* [Work to complete]: All of the data below is to be copied exactly.
[Data shown — start]
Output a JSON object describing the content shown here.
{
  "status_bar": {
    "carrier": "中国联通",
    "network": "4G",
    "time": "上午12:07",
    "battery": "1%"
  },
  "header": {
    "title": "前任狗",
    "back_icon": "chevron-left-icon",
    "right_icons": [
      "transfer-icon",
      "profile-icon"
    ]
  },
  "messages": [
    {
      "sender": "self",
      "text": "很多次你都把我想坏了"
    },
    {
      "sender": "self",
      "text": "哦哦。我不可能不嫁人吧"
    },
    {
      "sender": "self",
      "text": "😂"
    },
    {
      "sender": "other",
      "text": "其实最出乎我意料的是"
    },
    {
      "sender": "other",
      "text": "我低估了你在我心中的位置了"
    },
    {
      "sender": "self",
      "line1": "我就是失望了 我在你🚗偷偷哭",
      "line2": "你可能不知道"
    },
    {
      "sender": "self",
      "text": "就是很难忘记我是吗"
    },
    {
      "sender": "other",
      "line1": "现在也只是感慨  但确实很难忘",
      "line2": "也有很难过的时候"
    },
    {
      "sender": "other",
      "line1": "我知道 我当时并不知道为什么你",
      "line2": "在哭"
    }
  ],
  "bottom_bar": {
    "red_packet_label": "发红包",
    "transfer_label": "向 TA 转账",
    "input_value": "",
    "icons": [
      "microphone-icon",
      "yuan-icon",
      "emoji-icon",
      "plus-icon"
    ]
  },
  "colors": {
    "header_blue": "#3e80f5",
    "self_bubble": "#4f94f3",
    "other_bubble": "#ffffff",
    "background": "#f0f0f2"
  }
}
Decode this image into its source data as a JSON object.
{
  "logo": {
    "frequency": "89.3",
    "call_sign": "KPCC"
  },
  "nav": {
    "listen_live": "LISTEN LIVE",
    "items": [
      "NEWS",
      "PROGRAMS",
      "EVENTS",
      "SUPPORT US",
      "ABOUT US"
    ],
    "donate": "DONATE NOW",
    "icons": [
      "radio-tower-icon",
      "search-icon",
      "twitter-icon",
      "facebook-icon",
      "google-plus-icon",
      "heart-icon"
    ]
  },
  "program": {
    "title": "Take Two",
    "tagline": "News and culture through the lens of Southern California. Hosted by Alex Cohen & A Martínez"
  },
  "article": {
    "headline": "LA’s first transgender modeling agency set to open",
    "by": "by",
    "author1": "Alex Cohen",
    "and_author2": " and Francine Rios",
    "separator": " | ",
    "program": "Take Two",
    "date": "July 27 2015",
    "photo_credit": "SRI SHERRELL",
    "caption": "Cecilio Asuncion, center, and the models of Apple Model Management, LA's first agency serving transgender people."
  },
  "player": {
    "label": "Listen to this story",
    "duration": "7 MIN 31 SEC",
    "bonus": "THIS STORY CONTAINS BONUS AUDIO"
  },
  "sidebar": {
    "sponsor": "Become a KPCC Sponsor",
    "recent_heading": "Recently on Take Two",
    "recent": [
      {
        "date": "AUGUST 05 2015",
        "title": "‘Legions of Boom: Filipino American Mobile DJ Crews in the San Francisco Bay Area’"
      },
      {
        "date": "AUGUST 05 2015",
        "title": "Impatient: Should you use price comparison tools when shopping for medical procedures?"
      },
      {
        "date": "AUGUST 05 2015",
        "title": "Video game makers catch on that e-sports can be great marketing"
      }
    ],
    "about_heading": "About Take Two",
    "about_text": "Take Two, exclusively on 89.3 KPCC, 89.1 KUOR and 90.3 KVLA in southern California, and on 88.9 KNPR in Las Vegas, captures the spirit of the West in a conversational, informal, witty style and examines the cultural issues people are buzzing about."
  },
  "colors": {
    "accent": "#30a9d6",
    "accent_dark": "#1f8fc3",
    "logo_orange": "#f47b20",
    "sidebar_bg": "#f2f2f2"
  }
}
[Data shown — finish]
* [Result for this task]:
Output a JSON object describing the content shown here.
{
  "status_bar": {
    "carrier": "中国联通",
    "network": "4G",
    "time": "上午12:07",
    "battery": "1%"
  },
  "header": {
    "title": "前任狗",
    "back_icon": "chevron-left-icon",
    "right_icons": [
      "transfer-icon",
      "profile-icon"
    ]
  },
  "messages": [
    {
      "sender": "self",
      "text": "很多次你都把我想坏了"
    },
    {
      "sender": "self",
      "text": "哦哦。我不可能不嫁人吧"
    },
    {
      "sender": "self",
      "text": "😂"
    },
    {
      "sender": "other",
      "text": "其实最出乎我意料的是"
    },
    {
      "sender": "other",
      "text": "我低估了你在我心中的位置了"
    },
    {
      "sender": "self",
      "line1": "我就是失望了 我在你🚗偷偷哭",
      "line2": "你可能不知道"
    },
    {
      "sender": "self",
      "text": "就是很难忘记我是吗"
    },
    {
      "sender": "other",
      "line1": "现在也只是感慨  但确实很难忘",
      "line2": "也有很难过的时候"
    },
    {
      "sender": "other",
      "line1": "我知道 我当时并不知道为什么你",
      "line2": "在哭"
    }
  ],
  "bottom_bar": {
    "red_packet_label": "发红包",
    "transfer_label": "向 TA 转账",
    "input_value": "",
    "icons": [
      "microphone-icon",
      "yuan-icon",
      "emoji-icon",
      "plus-icon"
    ]
  },
  "colors": {
    "header_blue": "#3e80f5",
    "self_bubble": "#4f94f3",
    "other_bubble": "#ffffff",
    "background": "#f0f0f2"
  }
}
Decode this image into its source data as a JSON object.
{
  "logo": {
    "frequency": "89.3",
    "call_sign": "KPCC"
  },
  "nav": {
    "listen_live": "LISTEN LIVE",
    "items": [
      "NEWS",
      "PROGRAMS",
      "EVENTS",
      "SUPPORT US",
      "ABOUT US"
    ],
    "donate": "DONATE NOW",
    "icons": [
      "radio-tower-icon",
      "search-icon",
      "twitter-icon",
      "facebook-icon",
      "google-plus-icon",
      "heart-icon"
    ]
  },
  "program": {
    "title": "Take Two",
    "tagline": "News and culture through the lens of Southern California. Hosted by Alex Cohen & A Martínez"
  },
  "article": {
    "headline": "LA’s first transgender modeling agency set to open",
    "by": "by",
    "author1": "Alex Cohen",
    "and_author2": " and Francine Rios",
    "separator": " | ",
    "program": "Take Two",
    "date": "July 27 2015",
    "photo_credit": "SRI SHERRELL",
    "caption": "Cecilio Asuncion, center, and the models of Apple Model Management, LA's first agency serving transgender people."
  },
  "player": {
    "label": "Listen to this story",
    "duration": "7 MIN 31 SEC",
    "bonus": "THIS STORY CONTAINS BONUS AUDIO"
  },
  "sidebar": {
    "sponsor": "Become a KPCC Sponsor",
    "recent_heading": "Recently on Take Two",
    "recent": [
      {
        "date": "AUGUST 05 2015",
        "title": "‘Legions of Boom: Filipino American Mobile DJ Crews in the San Francisco Bay Area’"
      },
      {
        "date": "AUGUST 05 2015",
        "title": "Impatient: Should you use price comparison tools when shopping for medical procedures?"
      },
      {
        "date": "AUGUST 05 2015",
        "title": "Video game makers catch on that e-sports can be great marketing"
      }
    ],
    "about_heading": "About Take Two",
    "about_text": "Take Two, exclusively on 89.3 KPCC, 89.1 KUOR and 90.3 KVLA in southern California, and on 88.9 KNPR in Las Vegas, captures the spirit of the West in a conversational, informal, witty style and examines the cultural issues people are buzzing about."
  },
  "colors": {
    "accent": "#30a9d6",
    "accent_dark": "#1f8fc3",
    "logo_orange": "#f47b20",
    "sidebar_bg": "#f2f2f2"
  }
}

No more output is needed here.